*Exercise input:*
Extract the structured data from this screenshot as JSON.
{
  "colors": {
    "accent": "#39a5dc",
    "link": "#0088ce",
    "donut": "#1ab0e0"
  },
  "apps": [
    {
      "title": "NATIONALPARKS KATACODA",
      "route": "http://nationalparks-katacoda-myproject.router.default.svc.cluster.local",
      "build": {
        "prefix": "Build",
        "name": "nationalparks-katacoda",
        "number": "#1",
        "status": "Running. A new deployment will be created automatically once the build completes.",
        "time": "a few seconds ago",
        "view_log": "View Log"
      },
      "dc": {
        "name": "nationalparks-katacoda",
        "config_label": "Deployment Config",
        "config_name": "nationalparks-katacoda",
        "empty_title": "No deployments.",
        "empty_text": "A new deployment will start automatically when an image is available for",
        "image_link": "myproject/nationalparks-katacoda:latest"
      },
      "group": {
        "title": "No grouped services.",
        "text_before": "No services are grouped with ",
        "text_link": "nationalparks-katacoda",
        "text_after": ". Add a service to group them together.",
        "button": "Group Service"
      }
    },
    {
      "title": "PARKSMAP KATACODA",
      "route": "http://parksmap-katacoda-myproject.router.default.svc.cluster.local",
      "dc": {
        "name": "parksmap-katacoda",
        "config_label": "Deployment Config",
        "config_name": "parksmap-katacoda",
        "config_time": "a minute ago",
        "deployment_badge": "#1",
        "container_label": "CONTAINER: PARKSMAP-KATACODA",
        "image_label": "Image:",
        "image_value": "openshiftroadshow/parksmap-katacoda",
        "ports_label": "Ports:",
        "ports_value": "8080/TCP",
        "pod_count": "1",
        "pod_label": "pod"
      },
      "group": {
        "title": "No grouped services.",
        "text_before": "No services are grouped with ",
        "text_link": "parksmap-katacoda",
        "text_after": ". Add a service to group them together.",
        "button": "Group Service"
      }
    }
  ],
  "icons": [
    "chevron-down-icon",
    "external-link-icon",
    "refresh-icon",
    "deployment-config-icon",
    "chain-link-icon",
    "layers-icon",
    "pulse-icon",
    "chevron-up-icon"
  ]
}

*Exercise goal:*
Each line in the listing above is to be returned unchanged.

*Completed task:*
Extract the structured data from this screenshot as JSON.
{
  "colors": {
    "accent": "#39a5dc",
    "link": "#0088ce",
    "donut": "#1ab0e0"
  },
  "apps": [
    {
      "title": "NATIONALPARKS KATACODA",
      "route": "http://nationalparks-katacoda-myproject.router.default.svc.cluster.local",
      "build": {
        "prefix": "Build",
        "name": "nationalparks-katacoda",
        "number": "#1",
        "status": "Running. A new deployment will be created automatically once the build completes.",
        "time": "a few seconds ago",
        "view_log": "View Log"
      },
      "dc": {
        "name": "nationalparks-katacoda",
        "config_label": "Deployment Config",
        "config_name": "nationalparks-katacoda",
        "empty_title": "No deployments.",
        "empty_text": "A new deployment will start automatically when an image is available for",
        "image_link": "myproject/nationalparks-katacoda:latest"
      },
      "group": {
        "title": "No grouped services.",
        "text_before": "No services are grouped with ",
        "text_link": "nationalparks-katacoda",
        "text_after": ". Add a service to group them together.",
        "button": "Group Service"
      }
    },
    {
      "title": "PARKSMAP KATACODA",
      "route": "http://parksmap-katacoda-myproject.router.default.svc.cluster.local",
      "dc": {
        "name": "parksmap-katacoda",
        "config_label": "Deployment Config",
        "config_name": "parksmap-katacoda",
        "config_time": "a minute ago",
        "deployment_badge": "#1",
        "container_label": "CONTAINER: PARKSMAP-KATACODA",
        "image_label": "Image:",
        "image_value": "openshiftroadshow/parksmap-katacoda",
        "ports_label": "Ports:",
        "ports_value": "8080/TCP",
        "pod_count": "1",
        "pod_label": "pod"
      },
      "group": {
        "title": "No grouped services.",
        "text_before": "No services are grouped with ",
        "text_link": "parksmap-katacoda",
        "text_after": ". Add a service to group them together.",
        "button": "Group Service"
      }
    }
  ],
  "icons": [
    "chevron-down-icon",
    "external-link-icon",
    "refresh-icon",
    "deployment-config-icon",
    "chain-link-icon",
    "layers-icon",
    "pulse-icon",
    "chevron-up-icon"
  ]
}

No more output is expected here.